  1. Create a repo to run actions from
  2. Update the environment variables for the repo
  3. Create a workflow for the ST2 installation
  4. Trigger the workflow
  5. Monitor action
  6. Confirm the deployment

Yes, that’s it!

1. GitHub Repository



To begin, create a new repo to house your deployment workflow. Using your preferred browser, navigate to GitHub.com. Sign in, then on the top right of the window, click on the add dropdown > New Repository.

Bitovi suggests that you name the repo: Operations-Stackstorm however, nothing restricts you from doing otherwise.

Finally, clone your new repository locally.

2. GitHub Repository Secrets



Staying in the browser, navigate to the newly created repository page > Settings > Secrets > Actions.

On the top right of the page, click on the green green button Create Repository Secret

Create a Secret with the corresponding name and value for each of the values below.

AWS_ACCESS_KEY_ID="Programmtic Access key"
AWS_SECRET_ACCESS_KEY="Programmtic Access Secret Key"
ST2_AUTH_USERNAME="User to be created during Stackstorm installation"
ST2_AUTH_PASSWORD="User password to be attached to above user during Stackstorm installation"

AWS credentials will be used to create new resources, such as the EC2 instance and security groups.

ST2_AUTH username and password will be used to create a new user identity in the stackstorm instance. Use the ST2_AUTH username and password to log into the Stackstorm console.

3. Create Workflow



Using your preferred code editor, open the repository.

Create the following two folders in the project root; .github/workflows/

Create a new file called .github/workflows/deploy-st2.yaml with the contents;

name: Deploy ST2 Single VM with GHA

    branches: [ main ]
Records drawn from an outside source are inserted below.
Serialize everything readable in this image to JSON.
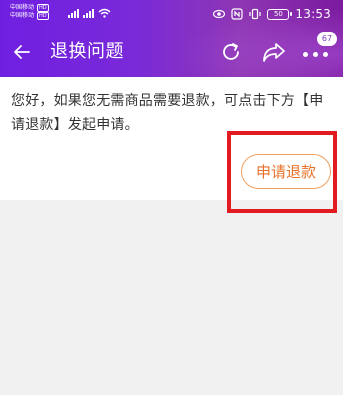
{
  "status_bar": {
    "carrier_line1": "中国移动",
    "carrier_line2": "中国移动",
    "carrier_tag1": "HD",
    "carrier_tag2": "HD",
    "network_label": "4G",
    "battery": "50",
    "time": "13:53"
  },
  "nav": {
    "title": "退换问题",
    "notification_count": "67"
  },
  "message": {
    "text": "您好，如果您无需商品需要退款，可点击下方【申请退款】发起申请。"
  },
  "button": {
    "refund_label": "申请退款"
  },
  "colors": {
    "header_start": "#6f1fe0",
    "header_end": "#7b1a9f",
    "button_text": "#e8722a",
    "button_border": "#f0a060",
    "highlight_frame": "#e21b20"
  }
}
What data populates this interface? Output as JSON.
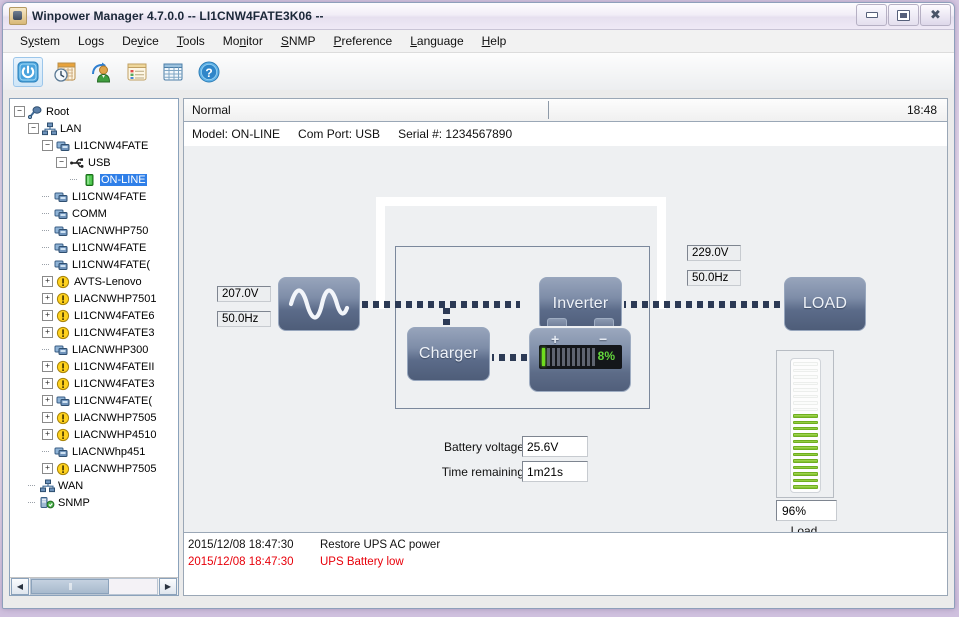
{
  "window": {
    "title": "Winpower Manager 4.7.0.0 -- LI1CNW4FATE3K06 --",
    "minimize": "–",
    "maximize": "❐",
    "close": "✕"
  },
  "menu": [
    {
      "label": "System",
      "mnemonic_index": 1
    },
    {
      "label": "Logs",
      "mnemonic_index": 2
    },
    {
      "label": "Device",
      "mnemonic_index": 2
    },
    {
      "label": "Tools",
      "mnemonic_index": 0
    },
    {
      "label": "Monitor",
      "mnemonic_index": 2
    },
    {
      "label": "SNMP",
      "mnemonic_index": 0
    },
    {
      "label": "Preference",
      "mnemonic_index": 0
    },
    {
      "label": "Language",
      "mnemonic_index": 0
    },
    {
      "label": "Help",
      "mnemonic_index": 0
    }
  ],
  "toolbar": [
    {
      "name": "power-icon",
      "tip": "UPS Power Control"
    },
    {
      "name": "schedule-clock-icon",
      "tip": "Schedule"
    },
    {
      "name": "user-action-icon",
      "tip": "User"
    },
    {
      "name": "event-list-icon",
      "tip": "Event Log"
    },
    {
      "name": "data-table-icon",
      "tip": "Data Log"
    },
    {
      "name": "help-icon",
      "tip": "Help"
    }
  ],
  "tree": [
    {
      "label": "Root",
      "depth": 0,
      "expander": "minus",
      "icon": "root-icon",
      "selected": false
    },
    {
      "label": "LAN",
      "depth": 1,
      "expander": "minus",
      "icon": "lan-icon",
      "selected": false
    },
    {
      "label": "LI1CNW4FATE",
      "depth": 2,
      "expander": "minus",
      "icon": "device-icon",
      "selected": false
    },
    {
      "label": "USB",
      "depth": 3,
      "expander": "minus",
      "icon": "usb-icon",
      "selected": false
    },
    {
      "label": "ON-LINE",
      "depth": 4,
      "expander": "none",
      "icon": "ups-icon",
      "selected": true
    },
    {
      "label": "LI1CNW4FATE",
      "depth": 2,
      "expander": "none",
      "icon": "device-icon",
      "selected": false
    },
    {
      "label": "COMM",
      "depth": 2,
      "expander": "none",
      "icon": "device-icon",
      "selected": false
    },
    {
      "label": "LIACNWHP750",
      "depth": 2,
      "expander": "none",
      "icon": "device-icon",
      "selected": false
    },
    {
      "label": "LI1CNW4FATE",
      "depth": 2,
      "expander": "none",
      "icon": "device-icon",
      "selected": false
    },
    {
      "label": "LI1CNW4FATE(",
      "depth": 2,
      "expander": "none",
      "icon": "device-icon",
      "selected": false
    },
    {
      "label": "AVTS-Lenovo",
      "depth": 2,
      "expander": "plus",
      "icon": "warn-icon",
      "selected": false
    },
    {
      "label": "LIACNWHP7501",
      "depth": 2,
      "expander": "plus",
      "icon": "warn-icon",
      "selected": false
    },
    {
      "label": "LI1CNW4FATE6",
      "depth": 2,
      "expander": "plus",
      "icon": "warn-icon",
      "selected": false
    },
    {
      "label": "LI1CNW4FATE3",
      "depth": 2,
      "expander": "plus",
      "icon": "warn-icon",
      "selected": false
    },
    {
      "label": "LIACNWHP300",
      "depth": 2,
      "expander": "none",
      "icon": "device-icon",
      "selected": false
    },
    {
      "label": "LI1CNW4FATEII",
      "depth": 2,
      "expander": "plus",
      "icon": "warn-icon",
      "selected": false
    },
    {
      "label": "LI1CNW4FATE3",
      "depth": 2,
      "expander": "plus",
      "icon": "warn-icon",
      "selected": false
    },
    {
      "label": "LI1CNW4FATE(",
      "depth": 2,
      "expander": "plus",
      "icon": "device-icon",
      "selected": false
    },
    {
      "label": "LIACNWHP7505",
      "depth": 2,
      "expander": "plus",
      "icon": "warn-icon",
      "selected": false
    },
    {
      "label": "LIACNWHP4510",
      "depth": 2,
      "expander": "plus",
      "icon": "warn-icon",
      "selected": false
    },
    {
      "label": "LIACNWhp451",
      "depth": 2,
      "expander": "none",
      "icon": "device-icon",
      "selected": false
    },
    {
      "label": "LIACNWHP7505",
      "depth": 2,
      "expander": "plus",
      "icon": "warn-icon",
      "selected": false
    },
    {
      "label": "WAN",
      "depth": 1,
      "expander": "none",
      "icon": "lan-icon",
      "selected": false
    },
    {
      "label": "SNMP",
      "depth": 1,
      "expander": "none",
      "icon": "snmp-icon",
      "selected": false
    }
  ],
  "statusbar": {
    "state": "Normal",
    "time": "18:48"
  },
  "deviceinfo": {
    "model": "Model: ON-LINE",
    "comport": "Com Port: USB",
    "serial": "Serial #: 1234567890"
  },
  "diagram": {
    "input": {
      "name": "AC input source",
      "voltage": "207.0V",
      "frequency": "50.0Hz"
    },
    "output": {
      "name": "AC output",
      "voltage": "229.0V",
      "frequency": "50.0Hz"
    },
    "inverter_label": "Inverter",
    "charger_label": "Charger",
    "load_label": "LOAD",
    "battery": {
      "percent_text": "8%",
      "percent": 8,
      "segments_total": 11,
      "segments_on": 1,
      "plus": "+",
      "minus": "−"
    },
    "battery_voltage": {
      "label": "Battery voltage",
      "value": "25.6V"
    },
    "time_remaining": {
      "label": "Time remaining",
      "value": "1m21s"
    },
    "load_meter": {
      "label": "Load",
      "value": "96%",
      "percent": 96,
      "segments_total": 20,
      "segments_on": 12
    }
  },
  "log": [
    {
      "timestamp": "2015/12/08 18:47:30",
      "message": "Restore UPS AC power",
      "alarm": false
    },
    {
      "timestamp": "2015/12/08 18:47:30",
      "message": "UPS Battery low",
      "alarm": true
    }
  ],
  "colors": {
    "accent_blue": "#2f7fe8",
    "alarm_red": "#e8000a",
    "battery_green": "#6fdc1e",
    "load_green": "#7ebe28",
    "node_blue": "#5b6b89",
    "diagram_bg": "#eef0f2"
  }
}
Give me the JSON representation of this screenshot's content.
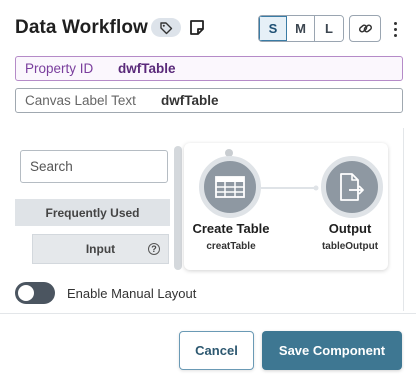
{
  "header": {
    "title": "Data Workflow",
    "icons": [
      "tag-icon",
      "sticky-note-icon",
      "link-icon",
      "more-vertical-icon"
    ],
    "size_buttons": [
      {
        "label": "S",
        "active": true
      },
      {
        "label": "M",
        "active": false
      },
      {
        "label": "L",
        "active": false
      }
    ]
  },
  "properties": {
    "property_id": {
      "label": "Property ID",
      "value": "dwfTable"
    },
    "canvas_label": {
      "label": "Canvas Label Text",
      "value": "dwfTable"
    }
  },
  "palette": {
    "search_placeholder": "Search",
    "section": "Frequently Used",
    "items": [
      {
        "label": "Input",
        "help_icon": "help-circle-icon",
        "help_glyph": "?"
      }
    ]
  },
  "workflow": {
    "nodes": [
      {
        "title": "Create Table",
        "subtitle": "creatTable",
        "icon": "table-icon"
      },
      {
        "title": "Output",
        "subtitle": "tableOutput",
        "icon": "file-export-icon"
      }
    ]
  },
  "manual_layout": {
    "label": "Enable Manual Layout",
    "enabled": false
  },
  "footer": {
    "cancel_label": "Cancel",
    "save_label": "Save Component"
  },
  "colors": {
    "primary": "#3e7792",
    "property_accent": "#7a3e9d",
    "node_fill": "#8e98a2",
    "toggle_off": "#4b5560"
  }
}
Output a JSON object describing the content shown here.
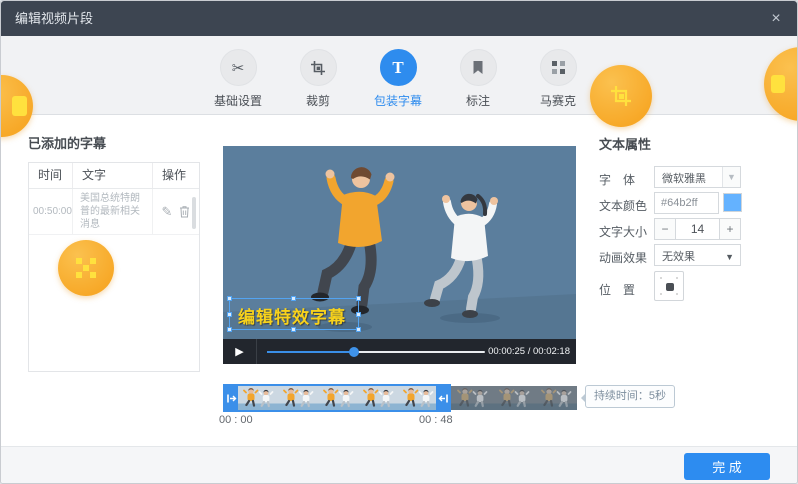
{
  "dialog": {
    "title": "编辑视频片段"
  },
  "icons": {
    "close": "×",
    "scissors": "✂",
    "text_tool": "T",
    "pencil": "✎",
    "play": "▶",
    "dropdown": "▼",
    "minus": "−",
    "plus": "+"
  },
  "toolbar": {
    "tabs": [
      {
        "label": "基础设置",
        "icon": "scissors-icon",
        "active": false
      },
      {
        "label": "裁剪",
        "icon": "crop-icon",
        "active": false
      },
      {
        "label": "包装字幕",
        "icon": "text-icon",
        "active": true
      },
      {
        "label": "标注",
        "icon": "bookmark-icon",
        "active": false
      },
      {
        "label": "马赛克",
        "icon": "mosaic-icon",
        "active": false
      }
    ]
  },
  "subtitle_panel": {
    "title": "已添加的字幕",
    "columns": [
      "时间",
      "文字",
      "操作"
    ],
    "rows": [
      {
        "time": "00:50:00",
        "text": "美国总统特朗普的最新相关消息"
      }
    ]
  },
  "preview": {
    "subtitle_overlay": "编辑特效字幕",
    "time_display": "00:00:25 / 00:02:18",
    "progress_percent": 40
  },
  "properties_panel": {
    "title": "文本属性",
    "font_label": "字　体",
    "font_value": "微软雅黑",
    "color_label": "文本颜色",
    "color_value": "#64b2ff",
    "size_label": "文字大小",
    "size_value": "14",
    "animation_label": "动画效果",
    "animation_value": "无效果",
    "position_label": "位　置"
  },
  "timeline": {
    "start_label": "00 : 00",
    "end_label": "00 : 48",
    "duration_tooltip": "持续时间：5秒"
  },
  "footer": {
    "done_label": "完 成"
  },
  "colors": {
    "accent": "#2d8cf0",
    "text_color_value": "#64b2ff",
    "subtitle_yellow": "#f8d21b",
    "badge_orange": "#f7a827",
    "video_background": "#5b7e9d"
  }
}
    runs-on: ubuntu-latest
    - id: deploy
      name: Deploy
      uses: bitovi/github-actions-deploy-stackstorm@main
        aws_access_key_id: ${{ secrets.AWS_ACCESS_KEY_ID}}
        aws_secret_access_key: ${{ secrets.AWS_SECRET_ACCESS_KEY}}
        aws_default_region: us-east-1
        st2_auth_username: ${{ secrets.ST2_AUTH_USERNAME}}
        st2_auth_password: ${{ secrets.ST2_AUTH_PASSWORD}}

This file uses the bitovi/github-actions-deploy-stackstorm action, which contains the IaC for provisioning the resources for and deploying Stackstorm to an AWS EC2 instance.

Make changes if you deem them necessary. Save the file and prep the commit to push your newly created folders and files to GitHub.

4. Trigger Workflow



And finally, the last step… and it’s the easiest one! With your commit loaded and ready to be pushed, let’s take a quick look back at our action to understand what the trigger will be;

    branches: [ main ]

We can see that the trigger for this action is: Trigger On a Push to the Main Branch

So let’s push our code to trigger our workflow to create infrastructure for and deploy Stackstorm to an EC2 instance!

5. Monitor Action



6. Confirm the deployment

Back in your browser page, navigate to the above-created repository's main page. On the top repository nav bar, select > Actions > Deploy ST2 Single VM with GHA

If the instructions above have been followed, you should either see a yellow yellow indicator light for in-progress or a green green indicator light for success



Under the Hood

Platform Engineering using GitHub Actions

GitHub Actions are evolving from simple CI runners into a platform engineering service for developers that provides a powerful and flexible way to automate software development workflows.


BitOps is used to orchestrate the deployment sequence for the tools used to provision and deploy to infrastructure. BitOps can be best summarized as a prepared Docker environment for invoking DevOps provisioning and deployment tools. BitOps is highly customizable and completely Open Source! Head over to the BitOps documentation or our GitHub Page to learn more.

Webinar: GitHub Action to Deploy StackStorm

There’s more we want to show and tell. Join us for a free live webinar on April 4, 2023, at 11 am US Central time, where we'll talk about the power of Platform Engineering, GitHub Actions, and StackStorm event-driven automation.

Register Now

Need Help?

Drop into Bitovi’s Community Discord, and talk to us in the DevOps channel!

Need DevOps Consulting services? Bitovi has consultants that can assist with all aspects of your development and DevOps journey.


Written by chat.openai.com. Prompted and edited by Bitovi.